To digress for a moment, the moves in Carrboro, NC have come to a bit of a halt, because the next community meeting with our local police chief is not due until June. I know it is not going to be possible simply to turn up in June and expect people to pick up where we left off from the last community forum. One can not be passive in one’s interest. I know that one or more of us will have to work assiduously for the month before that community forum in June to re-interest folk, get some control of the agenda and the like. Advocacy, change, improvement takes work and vigilance, not just a post or two on Facebook.
I said I’d come back to the media. I specifically want to address the earlier article, talking about Hicks’s obsession with parking. You can’t change people. Can’t make them less weird. But journalists can stop writing self-evident nonsense.
The article itself reads stupidly. Even if Hicks turns out to be the most complicated individual in history, it is incumbent on journalists actually to read what they write. I know a bit about this. My book is currently undergoing what my publisher calls editing for consistency. I call it destroying a work of timeless art. Yes. We are having a parking dispute. But, the point is, he won’t let me write crap.
How on earth can a journalist write that Hicks was a champion for the rights of individuals, when he is also described as lacking any compassion? How can he be a liberal, who turns up on neighbor’s doorsteps, toting a gun?
It’s not good enough to say, well, that is what folks said to the journalist. Just because people talk nonsense does not mean a journalist has to write it. Journalism of this low quality merely causes confusion and misunderstanding.
Of course there is some question as to the mental balance of Hicks himself. I’m not talking about that. I’m talking about a journalist saying, whoa, either I report that Hicks was a likely schizophrenic, and report the inconsistencies, or I say, I can’t blithely accept these contradictory reports.
Why should a journalist get that involved, I hear you ask? He’s just a journalist. And I respond, he’s a journalist, in a position of some authority, contributing to analysis and understanding. We need all of us to own responsibility for what we say, and do, and what we do not do.
Again, I know a bit about this. My book results from one thing. I saw stuff around me that did not make sense. I investigated. I asked questions. If we all stand by passively, then bad stuff will go on happening. If something does not make sense, the chances are, it does not make sense. Get stuck in, and find out why. And it starts with people like journalists. So, I do not let the writer of this article off the hook that lightly.

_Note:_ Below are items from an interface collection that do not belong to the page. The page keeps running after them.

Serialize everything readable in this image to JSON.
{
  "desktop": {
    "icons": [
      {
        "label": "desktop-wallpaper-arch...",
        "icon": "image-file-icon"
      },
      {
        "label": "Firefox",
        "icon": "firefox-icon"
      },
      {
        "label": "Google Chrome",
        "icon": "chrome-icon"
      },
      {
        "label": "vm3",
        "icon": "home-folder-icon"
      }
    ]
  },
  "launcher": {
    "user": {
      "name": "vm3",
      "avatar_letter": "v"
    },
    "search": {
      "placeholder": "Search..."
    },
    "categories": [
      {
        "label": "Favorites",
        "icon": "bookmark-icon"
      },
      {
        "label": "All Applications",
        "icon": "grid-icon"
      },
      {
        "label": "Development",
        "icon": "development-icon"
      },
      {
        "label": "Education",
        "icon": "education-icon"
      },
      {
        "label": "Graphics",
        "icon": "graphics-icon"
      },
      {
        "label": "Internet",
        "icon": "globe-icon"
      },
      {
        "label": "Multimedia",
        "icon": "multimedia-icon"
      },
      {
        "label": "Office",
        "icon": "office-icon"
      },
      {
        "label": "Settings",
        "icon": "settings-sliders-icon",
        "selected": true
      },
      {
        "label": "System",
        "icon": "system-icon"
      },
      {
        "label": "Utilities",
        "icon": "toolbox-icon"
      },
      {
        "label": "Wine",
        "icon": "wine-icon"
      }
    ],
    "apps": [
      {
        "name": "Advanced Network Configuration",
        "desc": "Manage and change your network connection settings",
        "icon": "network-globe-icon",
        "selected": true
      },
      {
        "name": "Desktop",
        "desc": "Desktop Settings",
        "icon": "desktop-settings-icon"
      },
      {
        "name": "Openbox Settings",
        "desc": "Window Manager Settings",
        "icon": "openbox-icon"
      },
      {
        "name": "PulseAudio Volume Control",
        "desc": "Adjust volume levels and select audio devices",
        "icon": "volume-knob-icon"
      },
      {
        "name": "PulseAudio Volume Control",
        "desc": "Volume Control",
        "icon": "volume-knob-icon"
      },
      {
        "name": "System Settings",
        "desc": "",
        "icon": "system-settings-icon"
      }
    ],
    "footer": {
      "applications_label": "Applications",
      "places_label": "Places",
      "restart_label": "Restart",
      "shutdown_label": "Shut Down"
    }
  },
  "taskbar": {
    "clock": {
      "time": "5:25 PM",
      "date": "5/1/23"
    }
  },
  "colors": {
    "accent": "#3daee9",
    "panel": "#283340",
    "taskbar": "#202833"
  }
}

There are lessons to be learned from the tragedy of the Chapel Hill killings. The first is that it was a crime. A heinous crime. But a crime. Not a religious war. It was a crime that could have been avoided. And that can be avoided again. Not with grand protests, marches, or new legislation. But by ordinary folk, you and I, taking an interest, giving a damn, owning responsibility and getting involved, in a purposeful way.